He stopped, looking at each of them in turn, waiting for their response.

“But we’ll still be your family?” said Zoe. “I’ll still be your sister?”

“How could that change? You’re the people I can draw in my sleep.”

It was his fault, Matthew thought. The sight of Benjamin, covered in blood, had scared his brother into a decision. Reflected in the faces of his parents and his sister, he saw his own fears. All four of them wanted to stop Duncan from embarking on this search; all four of them knew that to let him glimpse their reluctance would be a profound unkindness.
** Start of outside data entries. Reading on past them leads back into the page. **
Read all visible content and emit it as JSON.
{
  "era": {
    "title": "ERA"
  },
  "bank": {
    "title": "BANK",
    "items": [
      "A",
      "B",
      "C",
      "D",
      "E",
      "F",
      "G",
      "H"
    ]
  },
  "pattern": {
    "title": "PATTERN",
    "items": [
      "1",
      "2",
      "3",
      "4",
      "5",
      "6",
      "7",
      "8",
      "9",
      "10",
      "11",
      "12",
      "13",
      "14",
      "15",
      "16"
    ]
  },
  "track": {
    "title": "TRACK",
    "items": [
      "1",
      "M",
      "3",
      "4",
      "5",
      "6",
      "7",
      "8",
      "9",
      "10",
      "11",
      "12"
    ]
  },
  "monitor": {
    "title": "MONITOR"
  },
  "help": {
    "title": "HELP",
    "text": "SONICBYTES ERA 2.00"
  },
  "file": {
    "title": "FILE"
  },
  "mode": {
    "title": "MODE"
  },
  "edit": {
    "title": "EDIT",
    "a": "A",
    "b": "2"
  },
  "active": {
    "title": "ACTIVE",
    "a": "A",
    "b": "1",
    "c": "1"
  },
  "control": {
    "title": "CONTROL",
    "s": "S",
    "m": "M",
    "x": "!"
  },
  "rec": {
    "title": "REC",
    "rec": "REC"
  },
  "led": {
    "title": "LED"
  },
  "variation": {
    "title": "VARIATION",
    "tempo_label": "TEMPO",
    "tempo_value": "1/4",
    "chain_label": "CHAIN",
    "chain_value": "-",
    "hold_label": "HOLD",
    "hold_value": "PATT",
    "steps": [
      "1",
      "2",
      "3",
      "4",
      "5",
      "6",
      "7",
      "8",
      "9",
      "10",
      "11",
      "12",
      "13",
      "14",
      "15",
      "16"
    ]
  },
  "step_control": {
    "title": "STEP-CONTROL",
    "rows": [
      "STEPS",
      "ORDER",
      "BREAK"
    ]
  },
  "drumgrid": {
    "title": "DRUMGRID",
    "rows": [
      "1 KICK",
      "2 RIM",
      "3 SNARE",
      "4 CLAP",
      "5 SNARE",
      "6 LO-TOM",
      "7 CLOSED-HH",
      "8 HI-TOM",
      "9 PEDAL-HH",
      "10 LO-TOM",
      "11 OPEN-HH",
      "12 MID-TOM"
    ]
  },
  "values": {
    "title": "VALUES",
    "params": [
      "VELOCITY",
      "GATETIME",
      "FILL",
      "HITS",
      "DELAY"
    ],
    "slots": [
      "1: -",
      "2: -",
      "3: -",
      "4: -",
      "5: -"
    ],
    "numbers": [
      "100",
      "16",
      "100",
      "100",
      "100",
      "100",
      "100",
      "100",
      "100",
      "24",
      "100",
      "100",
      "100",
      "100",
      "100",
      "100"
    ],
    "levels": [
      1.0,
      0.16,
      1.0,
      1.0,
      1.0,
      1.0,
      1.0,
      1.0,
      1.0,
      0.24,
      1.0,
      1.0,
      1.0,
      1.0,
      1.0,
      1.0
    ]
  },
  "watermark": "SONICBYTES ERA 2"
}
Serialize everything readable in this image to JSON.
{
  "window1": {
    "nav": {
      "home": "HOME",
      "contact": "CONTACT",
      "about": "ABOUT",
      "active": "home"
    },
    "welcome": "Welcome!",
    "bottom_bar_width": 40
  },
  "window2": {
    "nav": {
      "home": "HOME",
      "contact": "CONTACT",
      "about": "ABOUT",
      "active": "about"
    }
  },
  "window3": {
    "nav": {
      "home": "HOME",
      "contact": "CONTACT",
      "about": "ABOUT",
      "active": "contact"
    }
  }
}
“Of course we’ll help you,” said their father, “but there’s a good chance we may not be able to find her. That you’ll have to try again when you’re older.” Neither he nor their mother were eating.

“I understand,” said Duncan. “I just want to do the obvious things—look in phone books, ask people. I’m not going to knock on every door in London.”

Their mother explained that the agency wouldn’t give them any information; it had been a closed adoption. “I’ll ask my colleagues for suggestions,” she said.

“Thanks,” said Duncan. “It’s hard for me too.” As he spoke, his head dipped beneath the table. Lily must be standing guard.

And what would they do with his first mother, Matthew thought, if they found her? They could squeeze her in at the table, let her stay in his mother’s study for a few nights, but could she really be a part of their lives? He tried—and failed—to picture an extra aunt, showing up on holidays, taking a special interest in Duncan. Between his father’s girlfriend and his own imminent departure, there was already too much turmoil in the family. Half of all cases, he consoled himself, remain unsolved.